The move, outlined in Chancellor George Osborne’s Autumn Statement in November, is part of HMRC’s switch away from print to digital reporting and is designed to raise £600m in additional revenue for the Exchequer.
BADA says the plan will impose an impossible burden on its members.
“Quarterly reporting will significantly increase red tape and business costs for our members,” says Marco Forgione, chief executive of BADA.
“If you are a seasonal business, as many dealers are, you can at the moment spread your revenue and tax during busy times to cover the quarters when you’re less busy.
“It means you can cover your costs, invest and plan your financial arrangements.”
BADA president Michael Cohen added that dealers with seasonal businesses “will be decimated as they will be paying most of their tax at 50% in that seasonal quarter…[that is] at a higher rate than if it were an annual tax”.
BADA is contacting industry organisations including BAMF and the Antiquarian Booksellers Association, and trade bodies that represent SMEs such as the Federation of Small Businesses and the CBI, to form a group to lobby government on the issue.
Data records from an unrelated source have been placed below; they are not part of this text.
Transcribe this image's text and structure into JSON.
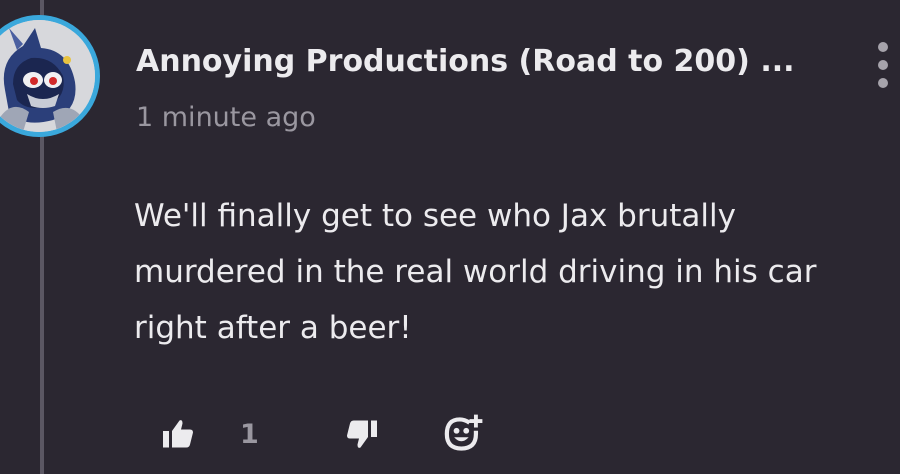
{
  "comment": {
    "author": "Annoying Productions (Road to 200) ...",
    "timestamp": "1 minute ago",
    "body_lines": [
      "We'll finally get to see who Jax brutally",
      "murdered in the real world driving in his car",
      "right after a beer!"
    ],
    "like_count": "1"
  },
  "icons": {
    "avatar": "metal-sonic-avatar",
    "more": "vertical-ellipsis-icon",
    "like": "thumbs-up-icon",
    "dislike": "thumbs-down-icon",
    "react": "add-reaction-icon"
  },
  "colors": {
    "background": "#2b2731",
    "text_primary": "#ecebee",
    "text_secondary": "#9a97a0",
    "avatar_ring": "#3aa8dc",
    "thread_line": "#5b5763"
  }
}
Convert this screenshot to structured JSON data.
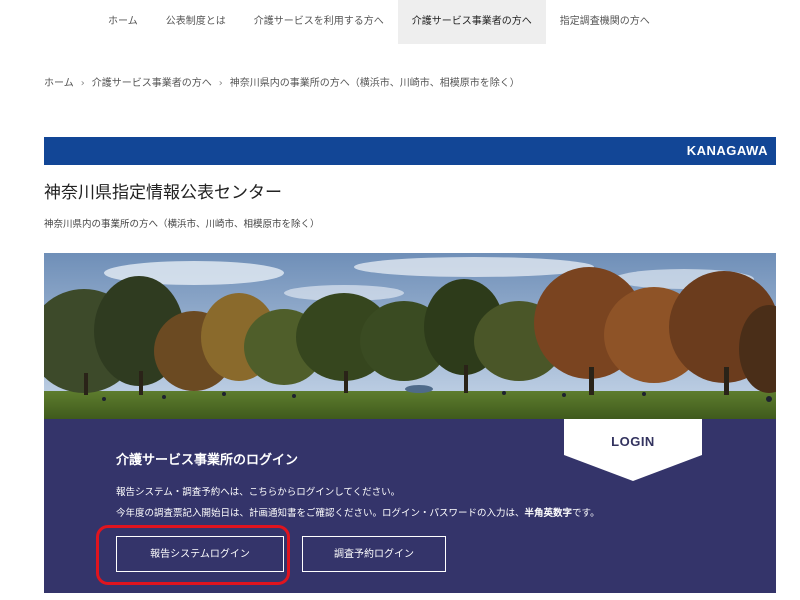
{
  "nav": {
    "items": [
      {
        "label": "ホーム"
      },
      {
        "label": "公表制度とは"
      },
      {
        "label": "介護サービスを利用する方へ"
      },
      {
        "label": "介護サービス事業者の方へ"
      },
      {
        "label": "指定調査機関の方へ"
      }
    ],
    "active_index": 3
  },
  "breadcrumb": {
    "items": [
      "ホーム",
      "介護サービス事業者の方へ",
      "神奈川県内の事業所の方へ（横浜市、川崎市、相模原市を除く）"
    ],
    "separator": "›"
  },
  "banner": {
    "label": "KANAGAWA",
    "color": "#124696"
  },
  "page": {
    "title": "神奈川県指定情報公表センター",
    "subtitle": "神奈川県内の事業所の方へ（横浜市、川崎市、相模原市を除く）"
  },
  "login_panel": {
    "tab_label": "LOGIN",
    "heading": "介護サービス事業所のログイン",
    "line1": "報告システム・調査予約へは、こちらからログインしてください。",
    "line2_before": "今年度の調査票記入開始日は、計画通知書をご確認ください。ログイン・パスワードの入力は、",
    "line2_emphasis": "半角英数字",
    "line2_after": "です。",
    "report_button": "報告システムログイン",
    "survey_button": "調査予約ログイン",
    "background_color": "#34346a"
  },
  "annotation": {
    "highlight_color": "#e0141e"
  }
}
It plans to organise a meeting of representatives from these bodies in January “to coalesce, agree a campaign name, strategy and approach” to stop the requirement going ahead in 2020, Forgione said.